State regulators were apparently misled about the existence of the underground pipes.
And now, a lot of people are examining the record to see what Yankee said.
VPR’s John Dillon reports:
(Dillon) Up until last week, Entergy Vermont Yankee had insisted that the plant did not have underground pipes that carry radioactive material.
The issue came up as Entergy Vice President Jay Thayer testified under oath last May at the Public Service Board. With Thayer on the stand, lawyer John Cotter for the Department of Public Service asked:
(Cotter) "Does Vermont Yankee have any underground piping that carries radionuclides?"
(Dillon) Thayer paused for a full 12 seconds as he contemplated his answer.
(Thayer) "The reason I hesitate is I don’t believe there is active piping in service today carrying radionuclides underground."
(Dillon) Thayer went on to say that he was aware of an old underground piping system – but he said that said it was no longer in use. Thayer now says he made a mistake on two counts. The plant does have underground pipes in active use, and he says he failed to get back to the board with the correct information.
(Thayer) "I told them incorrect information, and I feel bad about that."
(Dillon) But Thayer and other Entergy officials say that a consulting firm hired by the state to study Vermont Yankee was told about the pipes.

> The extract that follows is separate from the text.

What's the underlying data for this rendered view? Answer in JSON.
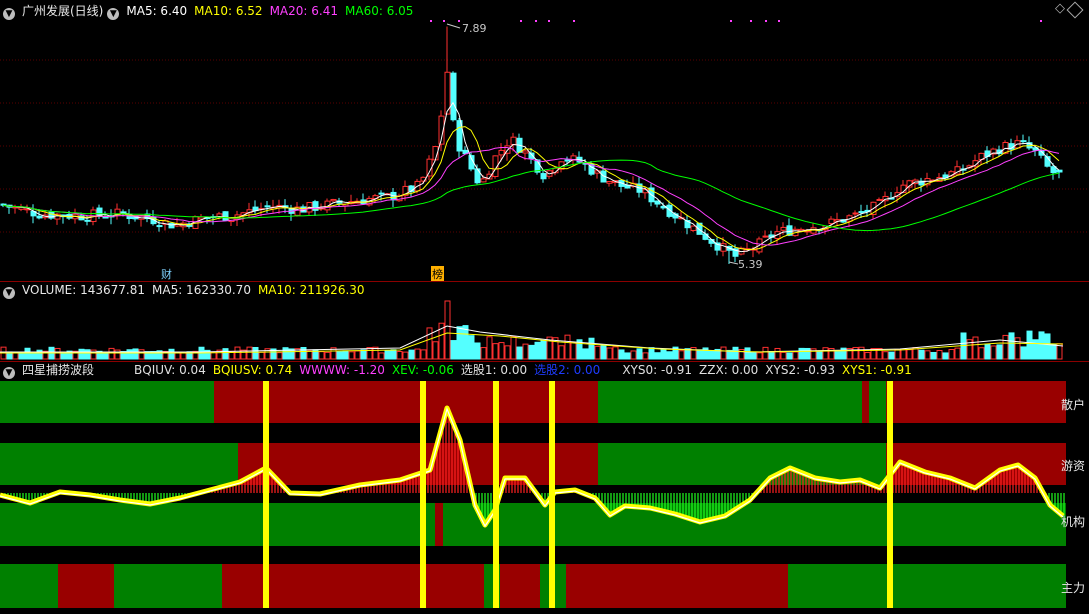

(Thayer) "We find that in our records, that we did turn that over to them."
(Dillon) But that’s not exactly how Arnie Gundersen remembers it. He’s a nuclear expert and member of a legislative oversight panel on Yankee. Gundersen said Entergy was specifically asked in 2008 if it had underground pipes containing radioactivity. The answer was no, so the state’s consultants were directed not to look any further. Gundersen has a chain of emails dating back to 2008 showing that the pipe question came up several times.
(Gundersen) "They had numerous opportunities to correct the record, from October of 2008 to December 2008 to March of 2009 to the summer of 2009 to the fall of 2009, and they didn’t. It was only when the pipes started to leak that they decided to correct the record."
(Dillon) Gundersen said if the pipes are leaking, it could cost more to clean up the site and decommission the plant.
Entergy Vermont Yankee spokesman Rob Williams says the monitoring well – located about 30 feet from the Connecticut River – was tested again late last week. It showed a level of close to 20,000 picocuries per liter. An earlier test had indicated a level of 17,000 picocuries. The number refers to the amount of radioactivity being emitted. Williams said that despite the higher level, the radiation does not seem to be increasing.
(Williams) "Essentially, those two readings – 17,000 to 20,000 – those are in the ballpark where you could say it’s essentially stable at this point."
(Dillon) The tritium indicates that the groundwater near the well is contaminated.
It’s also of concern because it could mean that underground pipes are leaking.
For VPR News, I’m John Dillon in Montpelier.